Corner radiuses are part features that serve two main functions in rotational molding design. First, they distribute stress from the corner of the plastic part over a broader area. Second, they improve the molding of corners. By adding strength and increasing quality, corner radiuses support better rotomolded products. They also help part designers to avoid problems associated with sharp inside corners and sharp outside corners.
Metal Molds and Sharp Corners
With a metal mold, sharp inside corners tend to be some of the last parts of the tool to reach the required molding temperature. Sharp inside corners can also cause the plastic to migrate away from the tooling. As a result, there may be a reduction in wall thickness. This can increase the likelihood of part failure and prevent plastic parts from meeting your quality requirements.
Sharp outside corners are also problematic. Typically, these corners are the closest part of the mold to the source of the oven’s heat. This means that they reach molding temperature fist. As the mold turns, the plastic tends to accumulate in the outside corners.

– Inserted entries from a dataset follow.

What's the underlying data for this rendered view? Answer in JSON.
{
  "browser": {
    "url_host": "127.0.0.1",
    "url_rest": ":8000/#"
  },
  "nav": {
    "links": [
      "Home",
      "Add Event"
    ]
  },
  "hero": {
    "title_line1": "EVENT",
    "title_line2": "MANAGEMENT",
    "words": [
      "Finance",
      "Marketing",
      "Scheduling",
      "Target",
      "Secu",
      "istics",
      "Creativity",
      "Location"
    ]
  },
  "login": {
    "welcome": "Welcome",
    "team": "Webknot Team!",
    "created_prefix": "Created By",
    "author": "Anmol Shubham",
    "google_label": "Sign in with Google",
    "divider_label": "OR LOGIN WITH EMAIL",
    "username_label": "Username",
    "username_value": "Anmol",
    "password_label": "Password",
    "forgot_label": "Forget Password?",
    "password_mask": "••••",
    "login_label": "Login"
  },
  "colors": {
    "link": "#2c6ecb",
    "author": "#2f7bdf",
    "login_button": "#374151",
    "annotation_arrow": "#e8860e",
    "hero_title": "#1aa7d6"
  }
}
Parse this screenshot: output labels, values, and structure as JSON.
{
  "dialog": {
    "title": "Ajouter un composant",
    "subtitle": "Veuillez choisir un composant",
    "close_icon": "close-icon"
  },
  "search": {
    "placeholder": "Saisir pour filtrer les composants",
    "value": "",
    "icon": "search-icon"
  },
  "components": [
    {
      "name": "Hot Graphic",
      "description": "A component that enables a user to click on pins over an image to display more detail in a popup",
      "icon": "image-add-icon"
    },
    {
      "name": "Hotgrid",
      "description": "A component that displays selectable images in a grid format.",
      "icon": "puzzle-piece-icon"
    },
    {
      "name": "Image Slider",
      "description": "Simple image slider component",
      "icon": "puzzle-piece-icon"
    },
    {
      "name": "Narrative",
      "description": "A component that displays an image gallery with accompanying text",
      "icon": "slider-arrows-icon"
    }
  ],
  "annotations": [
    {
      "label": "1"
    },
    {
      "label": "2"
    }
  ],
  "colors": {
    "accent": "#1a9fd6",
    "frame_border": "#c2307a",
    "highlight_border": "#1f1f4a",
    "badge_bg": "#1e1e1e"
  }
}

Thicker corners are an advantage of the rotational molding process, but part designs need corner radiuses that can accommodate this heavy-loading.
Corner Radiuses and Nominal Wall Thicknesses
According to the Introductory Guide to Designing Rotationally Molded Plastic Parts, a publication from the Association of Rotational Molders (ARM), there are some best practices to consider with inside corner radiuses. As a rule, a radius that’s less than 25% of the nominal wall thickness places significant stress on a part. Conversely, a radius up to 75% of the nominal wall thickness greatly strengthens the corner.
Because different types of plastics have different molding characteristics, however, part designers must specify corner radiuses for the specific material that’s being molded. In ARM’s Rotational Molding Design Guide, the recommended radii can be quite large. By following this approach, designers can specify strong, dependable plastic parts. Working with an experienced rotomolder like Gregstrom Corporation helps, too.
Rotational Molding from Gregstrom
Do you have questions about corner radiuses or other aspects of plastic part design? Would you like to learn more about rotational molding advantages, the different types of metal molds that are used, or about rotational molding materials such as LLDPE, HDPE, PP, or static-dissipative PE? For Made in the USA manufacturing that’s backed by over 70 years of experience, contact Gregstrom.